I am a bit confused on this because since phillpower2 had previously replaced the cmos battery with a new one, then the computer should have retained the settings irregardless of a possible psu not having the 5vdc to reduce drain on the battery. This all since it is a very short duration of time (unless the new cmos battery was not a "good" battery)

I find this odd since everything suggested is the proper steps (except the psu). Usually (as suggested), the resolution would then be as Digerati suggested a damaged cmos chip which would then be the main board issue.


123runner
  • 0

#12
Digerati

Digerati

    Grumpy Ol' MSgt (Ret.)

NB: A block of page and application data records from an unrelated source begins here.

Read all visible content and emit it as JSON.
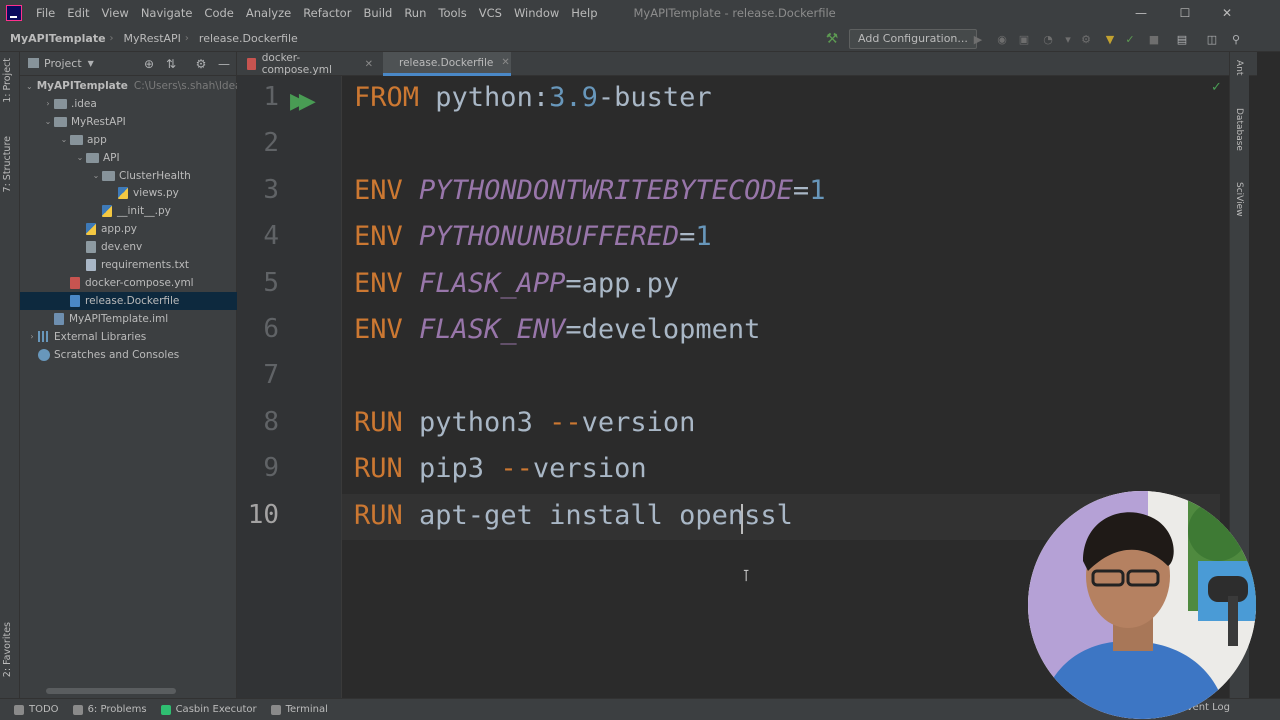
{
  "menu": {
    "items": [
      "File",
      "Edit",
      "View",
      "Navigate",
      "Code",
      "Analyze",
      "Refactor",
      "Build",
      "Run",
      "Tools",
      "VCS",
      "Window",
      "Help"
    ],
    "window_title": "MyAPITemplate - release.Dockerfile"
  },
  "breadcrumb": [
    "MyAPITemplate",
    "MyRestAPI",
    "release.Dockerfile"
  ],
  "toolbar": {
    "add_configuration": "Add Configuration..."
  },
  "left_strip": {
    "project_tab": "1: Project",
    "structure_tab": "7: Structure",
    "favorites_tab": "2: Favorites"
  },
  "right_strip": {
    "ant_tab": "Ant",
    "database_tab": "Database",
    "sciview_tab": "SciView"
  },
  "project_panel": {
    "title": "Project",
    "tree": [
      {
        "label": "MyAPITemplate",
        "hint": "C:\\Users\\s.shah\\Idea",
        "kind": "module",
        "depth": 0,
        "expanded": true
      },
      {
        "label": ".idea",
        "kind": "folder",
        "depth": 1,
        "expanded": false
      },
      {
        "label": "MyRestAPI",
        "kind": "folder",
        "depth": 1,
        "expanded": true
      },
      {
        "label": "app",
        "kind": "folder",
        "depth": 2,
        "expanded": true
      },
      {
        "label": "API",
        "kind": "folder",
        "depth": 3,
        "expanded": true
      },
      {
        "label": "ClusterHealth",
        "kind": "folder",
        "depth": 4,
        "expanded": true
      },
      {
        "label": "views.py",
        "kind": "py",
        "depth": 5
      },
      {
        "label": "__init__.py",
        "kind": "py",
        "depth": 4
      },
      {
        "label": "app.py",
        "kind": "py",
        "depth": 3
      },
      {
        "label": "dev.env",
        "kind": "env",
        "depth": 3
      },
      {
        "label": "requirements.txt",
        "kind": "txt",
        "depth": 3
      },
      {
        "label": "docker-compose.yml",
        "kind": "yml",
        "depth": 2
      },
      {
        "label": "release.Dockerfile",
        "kind": "docker",
        "depth": 2,
        "selected": true
      },
      {
        "label": "MyAPITemplate.iml",
        "kind": "iml",
        "depth": 1
      },
      {
        "label": "External Libraries",
        "kind": "lib",
        "depth": 0,
        "expanded": false
      },
      {
        "label": "Scratches and Consoles",
        "kind": "scratch",
        "depth": 0
      }
    ]
  },
  "tabs": [
    {
      "label": "docker-compose.yml",
      "active": false
    },
    {
      "label": "release.Dockerfile",
      "active": true
    }
  ],
  "editor": {
    "line_numbers": [
      "1",
      "2",
      "3",
      "4",
      "5",
      "6",
      "7",
      "8",
      "9",
      "10"
    ],
    "current_line": 10,
    "lines": [
      [
        {
          "t": "FROM",
          "c": "kw"
        },
        {
          "t": " python:",
          "c": "plain"
        },
        {
          "t": "3.9",
          "c": "num"
        },
        {
          "t": "-buster",
          "c": "plain"
        }
      ],
      [],
      [
        {
          "t": "ENV",
          "c": "kw"
        },
        {
          "t": " ",
          "c": "plain"
        },
        {
          "t": "PYTHONDONTWRITEBYTECODE",
          "c": "var"
        },
        {
          "t": "=",
          "c": "plain"
        },
        {
          "t": "1",
          "c": "num"
        }
      ],
      [
        {
          "t": "ENV",
          "c": "kw"
        },
        {
          "t": " ",
          "c": "plain"
        },
        {
          "t": "PYTHONUNBUFFERED",
          "c": "var"
        },
        {
          "t": "=",
          "c": "plain"
        },
        {
          "t": "1",
          "c": "num"
        }
      ],
      [
        {
          "t": "ENV",
          "c": "kw"
        },
        {
          "t": " ",
          "c": "plain"
        },
        {
          "t": "FLASK_APP",
          "c": "var"
        },
        {
          "t": "=app.py",
          "c": "plain"
        }
      ],
      [
        {
          "t": "ENV",
          "c": "kw"
        },
        {
          "t": " ",
          "c": "plain"
        },
        {
          "t": "FLASK_ENV",
          "c": "var"
        },
        {
          "t": "=development",
          "c": "plain"
        }
      ],
      [],
      [
        {
          "t": "RUN",
          "c": "kw"
        },
        {
          "t": " python3 ",
          "c": "plain"
        },
        {
          "t": "--",
          "c": "kw"
        },
        {
          "t": "version",
          "c": "plain"
        }
      ],
      [
        {
          "t": "RUN",
          "c": "kw"
        },
        {
          "t": " pip3 ",
          "c": "plain"
        },
        {
          "t": "--",
          "c": "kw"
        },
        {
          "t": "version",
          "c": "plain"
        }
      ],
      [
        {
          "t": "RUN",
          "c": "kw"
        },
        {
          "t": " apt-get install openssl",
          "c": "plain"
        }
      ]
    ]
  },
  "bottom_tools": [
    {
      "label": "TODO",
      "color": "#8a8a8a"
    },
    {
      "label": "6: Problems",
      "color": "#8a8a8a"
    },
    {
      "label": "Casbin Executor",
      "color": "#2fbf71"
    },
    {
      "label": "Terminal",
      "color": "#8a8a8a"
    }
  ],
  "status": {
    "event_log": "Event Log"
  }
}
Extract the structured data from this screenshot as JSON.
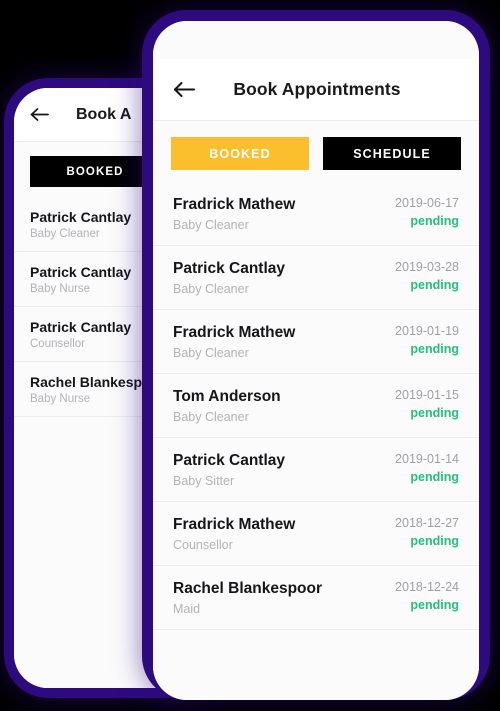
{
  "theme": {
    "frame_color": "#2d0a7d",
    "page_background": "#000000",
    "screen_background": "#fbfbfc",
    "accent_yellow": "#fbbf2e",
    "accent_black": "#000000",
    "status_green": "#24bf7b",
    "muted_text": "#b3b3b8",
    "date_text": "#a0a0a6"
  },
  "front_phone": {
    "appbar": {
      "back_icon": "arrow-left-icon",
      "title": "Book Appointments"
    },
    "tabs": [
      {
        "label": "BOOKED",
        "state": "active"
      },
      {
        "label": "SCHEDULE",
        "state": "inactive"
      }
    ],
    "appointments": [
      {
        "name": "Fradrick Mathew",
        "role": "Baby Cleaner",
        "date": "2019-06-17",
        "status": "pending"
      },
      {
        "name": "Patrick Cantlay",
        "role": "Baby Cleaner",
        "date": "2019-03-28",
        "status": "pending"
      },
      {
        "name": "Fradrick Mathew",
        "role": "Baby Cleaner",
        "date": "2019-01-19",
        "status": "pending"
      },
      {
        "name": "Tom Anderson",
        "role": "Baby Cleaner",
        "date": "2019-01-15",
        "status": "pending"
      },
      {
        "name": "Patrick Cantlay",
        "role": "Baby Sitter",
        "date": "2019-01-14",
        "status": "pending"
      },
      {
        "name": "Fradrick Mathew",
        "role": "Counsellor",
        "date": "2018-12-27",
        "status": "pending"
      },
      {
        "name": "Rachel Blankespoor",
        "role": "Maid",
        "date": "2018-12-24",
        "status": "pending"
      }
    ]
  },
  "back_phone": {
    "appbar": {
      "back_icon": "arrow-left-icon",
      "title": "Book A"
    },
    "tabs": [
      {
        "label": "BOOKED",
        "state": "inactive-dark"
      }
    ],
    "appointments": [
      {
        "name": "Patrick Cantlay",
        "role": "Baby Cleaner"
      },
      {
        "name": "Patrick Cantlay",
        "role": "Baby Nurse"
      },
      {
        "name": "Patrick Cantlay",
        "role": "Counsellor"
      },
      {
        "name": "Rachel Blankespoor",
        "role": "Baby Nurse"
      }
    ]
  }
}
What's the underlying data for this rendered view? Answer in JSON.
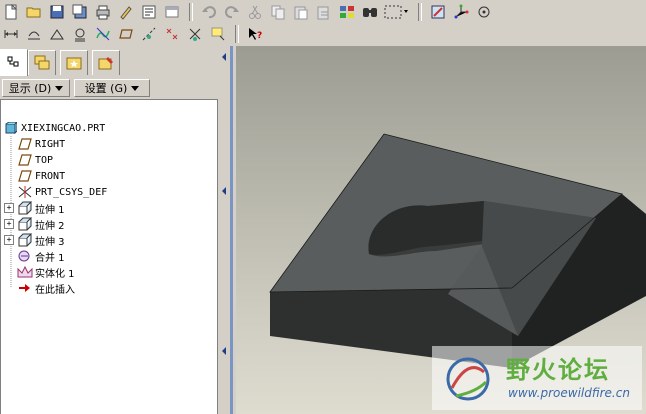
{
  "toolbar": {
    "row1_icons": [
      "new-icon",
      "open-icon",
      "save-icon",
      "save-copy-icon",
      "print-icon",
      "edit-icon",
      "model-tree-icon",
      "undo-icon",
      "redo-icon",
      "cut-icon",
      "copy-icon",
      "paste-icon",
      "paste-special-icon",
      "regenerate-icon",
      "find-icon",
      "select-box-icon",
      "datum-display-icon",
      "csys-icon",
      "spin-center-icon",
      "plane-display-icon"
    ],
    "row2_icons": [
      "dimension-icon",
      "surface-finish-icon",
      "geometric-tolerance-icon",
      "datum-feature-icon",
      "sketch-icon",
      "datum-plane-icon",
      "axis-display-icon",
      "point-display-icon",
      "csys-display-icon",
      "annotation-icon",
      "whats-this-icon"
    ]
  },
  "nav_tabs": [
    "model-tree-tab",
    "layer-tab",
    "favorites-tab",
    "folder-tab"
  ],
  "dropdowns": {
    "show_label": "显示 (D)",
    "settings_label": "设置 (G)"
  },
  "tree": {
    "root": "XIEXINGCAO.PRT",
    "items": [
      {
        "label": "RIGHT",
        "icon": "datum-plane-icon",
        "expandable": false
      },
      {
        "label": "TOP",
        "icon": "datum-plane-icon",
        "expandable": false
      },
      {
        "label": "FRONT",
        "icon": "datum-plane-icon",
        "expandable": false
      },
      {
        "label": "PRT_CSYS_DEF",
        "icon": "csys-icon",
        "expandable": false
      },
      {
        "label": "拉伸 1",
        "icon": "extrude-icon",
        "expandable": true
      },
      {
        "label": "拉伸 2",
        "icon": "extrude-icon",
        "expandable": true
      },
      {
        "label": "拉伸 3",
        "icon": "extrude-icon",
        "expandable": true
      },
      {
        "label": "合并 1",
        "icon": "merge-icon",
        "expandable": false
      },
      {
        "label": "实体化 1",
        "icon": "solidify-icon",
        "expandable": false
      },
      {
        "label": "在此插入",
        "icon": "insert-here-arrow-icon",
        "expandable": false
      }
    ]
  },
  "watermark": {
    "brand_cn": "野火论坛",
    "url": "www.proewildfire.cn"
  },
  "colors": {
    "viewport_top": "#9c9c92",
    "viewport_bottom": "#dedccf",
    "splitter": "#7b95c2",
    "model_dark": "#3f4242"
  }
}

  • Retired Staff
  • 3,997 posts
  • MVP
It is odd - for the reasons you mention. If there is a short somewhere in the battery circuit, it could cause the battery's charge to drop below the threshold needed to hold the CMOS data. That's a guess, however.
  • 0

#13
123Runner

123Runner

    Member 4k

  • Member
  • PipPipPipPipPipPipPip
  • 4,305 posts
Thanks
I was just wanting to be sure because I have had this issue on some work computers that I know no-one touches. I replaced the battery on some and we are good. I had to replace a cpu board on another and we are good. The board has no jumpers so that is out of the picture and 5vdc is good.

123runner
  • 0

#14
Digerati

Digerati

    Grumpy Ol' MSgt (Ret.)

  • Retired Staff
  • 3,997 posts
  • MVP

The board has no jumpers

Do you mean it has no CMOS reset jumpers? In that case, to reset, you need to power down, unplug from the wall, discharge static to bare metal, then pull the battery for 15-30 seconds.
  • 0

#15
123Runner

123Runner

    Member 4k

  • Member
  • PipPipPipPipPipPipPip
  • 4,305 posts
Yes Digerati.

Been there and done it. Actually I am required to use a ground strap. (company rules)
  • 0






Similar Topics

0 user(s) are reading this topic

0 members, 0 guests, 0 anonymous users

As Featured On:

Microsoft Yahoo BBC MSN PC Magazine Washington Post HP